» Dataset rows for apps and sites
^^^^
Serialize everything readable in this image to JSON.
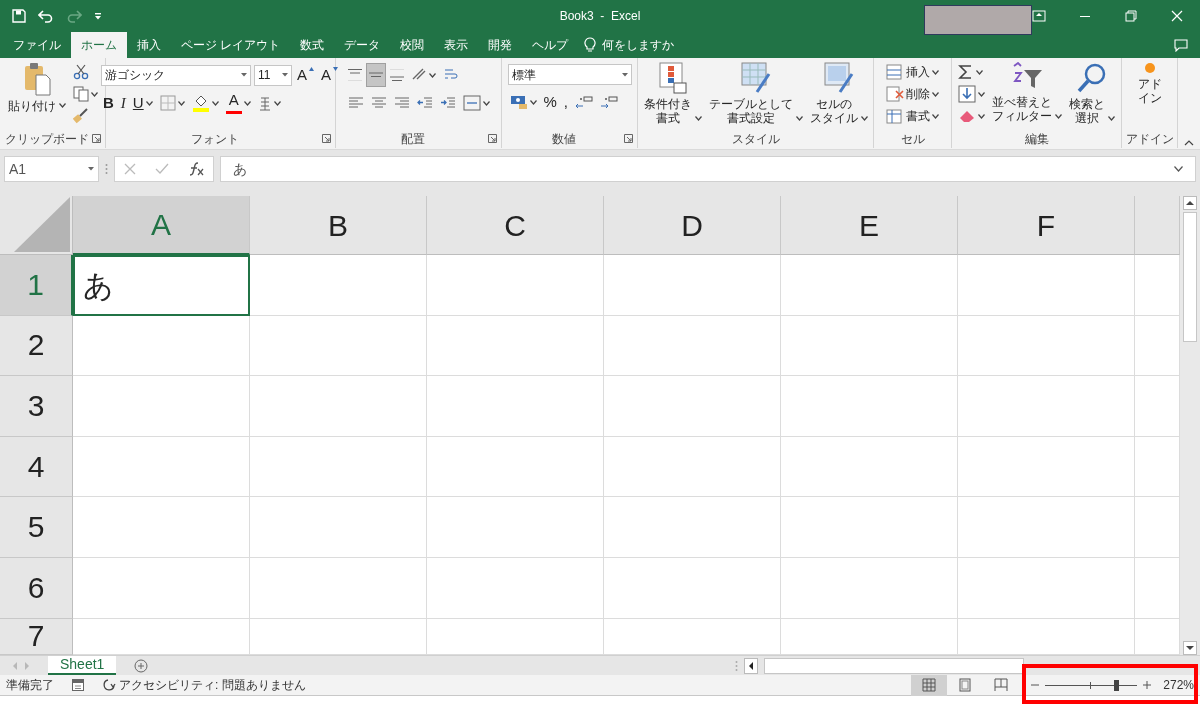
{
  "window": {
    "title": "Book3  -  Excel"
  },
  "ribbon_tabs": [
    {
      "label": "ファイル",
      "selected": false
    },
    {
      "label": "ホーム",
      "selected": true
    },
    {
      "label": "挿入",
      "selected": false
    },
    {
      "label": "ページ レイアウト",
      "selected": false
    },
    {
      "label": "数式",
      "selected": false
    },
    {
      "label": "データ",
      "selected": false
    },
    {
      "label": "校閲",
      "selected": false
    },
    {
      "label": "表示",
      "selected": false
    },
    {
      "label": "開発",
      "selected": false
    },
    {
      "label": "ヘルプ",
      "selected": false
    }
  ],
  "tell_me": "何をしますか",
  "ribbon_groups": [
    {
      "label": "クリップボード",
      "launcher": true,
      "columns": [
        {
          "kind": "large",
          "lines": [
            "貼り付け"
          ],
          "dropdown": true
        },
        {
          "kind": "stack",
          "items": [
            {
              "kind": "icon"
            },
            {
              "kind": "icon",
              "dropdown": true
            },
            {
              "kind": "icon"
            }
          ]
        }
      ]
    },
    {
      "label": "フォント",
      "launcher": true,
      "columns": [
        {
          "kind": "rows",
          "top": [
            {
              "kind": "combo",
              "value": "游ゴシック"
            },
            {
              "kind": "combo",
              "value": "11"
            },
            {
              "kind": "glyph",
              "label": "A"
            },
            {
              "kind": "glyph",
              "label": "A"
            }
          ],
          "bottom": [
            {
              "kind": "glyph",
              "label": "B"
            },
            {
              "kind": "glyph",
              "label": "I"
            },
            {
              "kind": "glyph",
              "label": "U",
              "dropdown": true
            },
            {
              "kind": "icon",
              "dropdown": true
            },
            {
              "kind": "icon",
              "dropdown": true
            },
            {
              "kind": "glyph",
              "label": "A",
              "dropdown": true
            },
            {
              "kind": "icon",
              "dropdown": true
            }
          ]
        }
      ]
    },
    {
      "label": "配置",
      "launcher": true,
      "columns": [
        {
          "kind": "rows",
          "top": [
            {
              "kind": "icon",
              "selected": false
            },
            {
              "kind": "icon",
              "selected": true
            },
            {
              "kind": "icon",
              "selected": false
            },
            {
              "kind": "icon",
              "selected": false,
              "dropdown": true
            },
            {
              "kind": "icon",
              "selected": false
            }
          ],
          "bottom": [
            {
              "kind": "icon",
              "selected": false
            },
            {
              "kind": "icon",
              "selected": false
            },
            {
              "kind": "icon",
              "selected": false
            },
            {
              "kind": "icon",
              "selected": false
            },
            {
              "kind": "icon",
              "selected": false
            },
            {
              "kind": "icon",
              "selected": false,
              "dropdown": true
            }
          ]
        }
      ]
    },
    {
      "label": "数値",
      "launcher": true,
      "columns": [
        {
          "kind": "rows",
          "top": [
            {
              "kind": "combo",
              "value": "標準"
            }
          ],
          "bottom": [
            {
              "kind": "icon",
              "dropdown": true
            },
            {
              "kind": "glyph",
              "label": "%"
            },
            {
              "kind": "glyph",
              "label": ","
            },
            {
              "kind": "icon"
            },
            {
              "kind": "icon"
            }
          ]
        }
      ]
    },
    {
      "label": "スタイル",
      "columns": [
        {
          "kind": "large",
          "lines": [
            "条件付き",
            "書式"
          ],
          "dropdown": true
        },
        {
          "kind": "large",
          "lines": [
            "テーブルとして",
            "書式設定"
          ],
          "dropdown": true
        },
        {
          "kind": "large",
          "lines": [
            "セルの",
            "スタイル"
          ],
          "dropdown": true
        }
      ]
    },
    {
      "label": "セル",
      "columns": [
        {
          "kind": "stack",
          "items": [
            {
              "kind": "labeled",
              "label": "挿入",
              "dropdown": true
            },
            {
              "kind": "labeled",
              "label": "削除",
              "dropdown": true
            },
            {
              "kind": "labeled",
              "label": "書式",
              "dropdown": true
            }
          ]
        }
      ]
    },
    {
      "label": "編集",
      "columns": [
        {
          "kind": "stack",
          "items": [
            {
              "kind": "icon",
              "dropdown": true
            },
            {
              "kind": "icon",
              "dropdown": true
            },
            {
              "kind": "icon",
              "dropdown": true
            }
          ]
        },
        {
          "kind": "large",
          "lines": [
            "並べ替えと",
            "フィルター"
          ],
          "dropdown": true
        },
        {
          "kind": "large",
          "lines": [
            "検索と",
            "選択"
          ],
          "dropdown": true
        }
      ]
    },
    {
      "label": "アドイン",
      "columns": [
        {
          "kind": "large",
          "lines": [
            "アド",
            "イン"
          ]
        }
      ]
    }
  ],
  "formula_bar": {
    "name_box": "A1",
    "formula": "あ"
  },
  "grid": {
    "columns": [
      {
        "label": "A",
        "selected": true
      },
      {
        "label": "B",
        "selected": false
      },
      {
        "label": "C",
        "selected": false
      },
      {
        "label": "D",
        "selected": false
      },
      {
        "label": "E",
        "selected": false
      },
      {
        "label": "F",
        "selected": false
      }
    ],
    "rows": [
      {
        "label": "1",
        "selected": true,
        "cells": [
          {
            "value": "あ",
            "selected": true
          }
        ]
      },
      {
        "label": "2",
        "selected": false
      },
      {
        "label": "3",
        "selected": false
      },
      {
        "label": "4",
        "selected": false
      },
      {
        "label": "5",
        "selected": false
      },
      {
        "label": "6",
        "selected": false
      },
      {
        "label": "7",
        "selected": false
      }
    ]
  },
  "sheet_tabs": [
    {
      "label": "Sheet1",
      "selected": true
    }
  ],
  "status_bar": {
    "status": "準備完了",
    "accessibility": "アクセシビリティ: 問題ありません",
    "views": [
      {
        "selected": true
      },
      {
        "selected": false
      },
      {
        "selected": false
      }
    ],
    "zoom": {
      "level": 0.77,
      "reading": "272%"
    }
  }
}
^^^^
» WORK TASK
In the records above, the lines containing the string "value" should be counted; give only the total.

» RESPONSE
4